h1

Sold on RAW

May 7, 2008

The post you are looking for can now be found here.

My photography posts were getting lost among my technology and other content.  It made more sense to move them across to a dedicated website, particularly as I plan to post a lot more on photography, initially majoring on the issues around sorting out a practical workflow for digital photography.

That is how the exposures website came about.

Do please visit it.  If you are a bona fide photography blogger yourself and would care to link to exposures I will be delighted to reciprocate.

AddThis Social Bookmark Button

Advertisements

One comment

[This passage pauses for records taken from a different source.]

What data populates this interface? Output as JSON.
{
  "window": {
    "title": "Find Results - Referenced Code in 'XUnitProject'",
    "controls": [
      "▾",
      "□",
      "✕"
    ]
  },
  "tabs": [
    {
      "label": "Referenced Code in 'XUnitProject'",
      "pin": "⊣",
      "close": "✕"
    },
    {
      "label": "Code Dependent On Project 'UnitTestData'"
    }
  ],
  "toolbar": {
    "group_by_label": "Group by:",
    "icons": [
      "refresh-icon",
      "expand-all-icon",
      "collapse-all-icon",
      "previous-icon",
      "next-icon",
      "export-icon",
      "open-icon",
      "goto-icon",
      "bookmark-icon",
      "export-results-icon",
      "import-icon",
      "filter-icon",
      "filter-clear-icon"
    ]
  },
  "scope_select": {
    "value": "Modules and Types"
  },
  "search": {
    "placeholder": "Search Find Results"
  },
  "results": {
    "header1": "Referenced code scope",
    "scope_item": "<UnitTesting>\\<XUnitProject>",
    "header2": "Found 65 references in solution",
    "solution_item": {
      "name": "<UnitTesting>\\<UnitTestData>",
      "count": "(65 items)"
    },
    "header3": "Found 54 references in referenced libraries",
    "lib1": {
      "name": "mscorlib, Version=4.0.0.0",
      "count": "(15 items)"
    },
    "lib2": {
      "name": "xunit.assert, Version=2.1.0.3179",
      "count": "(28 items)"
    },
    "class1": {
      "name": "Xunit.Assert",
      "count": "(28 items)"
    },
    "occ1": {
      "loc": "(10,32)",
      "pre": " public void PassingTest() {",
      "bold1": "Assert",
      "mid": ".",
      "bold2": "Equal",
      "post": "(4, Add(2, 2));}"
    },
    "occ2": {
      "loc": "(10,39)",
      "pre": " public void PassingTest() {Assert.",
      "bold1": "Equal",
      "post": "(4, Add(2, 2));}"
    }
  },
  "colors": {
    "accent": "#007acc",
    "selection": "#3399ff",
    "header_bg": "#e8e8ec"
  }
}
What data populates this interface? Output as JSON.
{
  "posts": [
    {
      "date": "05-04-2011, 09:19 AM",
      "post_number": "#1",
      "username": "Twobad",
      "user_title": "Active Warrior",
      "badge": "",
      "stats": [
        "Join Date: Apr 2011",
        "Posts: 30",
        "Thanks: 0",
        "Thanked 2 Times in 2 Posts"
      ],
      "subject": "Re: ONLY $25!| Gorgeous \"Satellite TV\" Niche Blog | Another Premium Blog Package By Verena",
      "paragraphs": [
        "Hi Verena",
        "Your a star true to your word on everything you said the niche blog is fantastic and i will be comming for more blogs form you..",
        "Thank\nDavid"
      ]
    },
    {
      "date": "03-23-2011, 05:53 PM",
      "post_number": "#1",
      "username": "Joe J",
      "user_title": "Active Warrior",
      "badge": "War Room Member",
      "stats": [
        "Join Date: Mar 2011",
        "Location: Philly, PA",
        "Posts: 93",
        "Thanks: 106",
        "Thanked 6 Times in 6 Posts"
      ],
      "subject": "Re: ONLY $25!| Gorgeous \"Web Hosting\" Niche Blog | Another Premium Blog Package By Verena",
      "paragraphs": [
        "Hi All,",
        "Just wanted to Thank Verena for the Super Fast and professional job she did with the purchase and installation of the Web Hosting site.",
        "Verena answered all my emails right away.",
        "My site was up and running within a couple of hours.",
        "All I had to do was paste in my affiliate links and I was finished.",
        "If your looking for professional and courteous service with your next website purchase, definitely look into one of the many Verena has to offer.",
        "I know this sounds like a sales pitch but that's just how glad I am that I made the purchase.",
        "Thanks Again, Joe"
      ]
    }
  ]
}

  1. I’m glad to see your coming around to RAW. Let me make some points about RAW verses JPEG. First if you or anyone chooses to shoot JPEG and are happy with what you get. Then keep shooting in JPEG. Many Pro’s need to use JPEG because of the requirements of the job but many don’t.
    So why should an amateur use RAW? For me shooting in JPEG instead of RAW. Is like getting a high performance sports car and driving at 35 mph no matter what. I didn’t spend alot of money. Just to let the camera process the image by throwing away alot of the original image information. It’s like shooting in Program mode and never using the other features.
    I want as much control over my pictures as I can get. LR, which I use, gives me the contol I want without the complexity of Photoshop. The picture of your daughter is a perfect example. In addition to the adjustments you made. You can also use the Targeted Adjustment Tool in the Tone Curve Panel. Put the cursor in the bright window. Click/Hold the mouse button and reduce the brightness by sliding the mouse. How hard is that? I’m often surprised by how much detail I can recover.
    Plus, I haven’t affected the original image. All I’ve done is change the data in the RAW file to get a more pleasing image. You can go back to that image a year from now and make other changes without losing any of the original data.
    I leave you with just one more thought. Remember the Fifth Rule of Lightroom.



Leave a Reply

Please log in using one of these methods to post your comment:

WordPress.com Logo

You are commenting using your WordPress.com account. Log Out / Change )

Twitter picture

You are commenting using your Twitter account. Log Out / Change )

Facebook photo

You are commenting using your Facebook account. Log Out / Change )

Google+ photo

You are commenting using your Google+ account. Log Out / Change )

Connecting to %s

%d bloggers like this: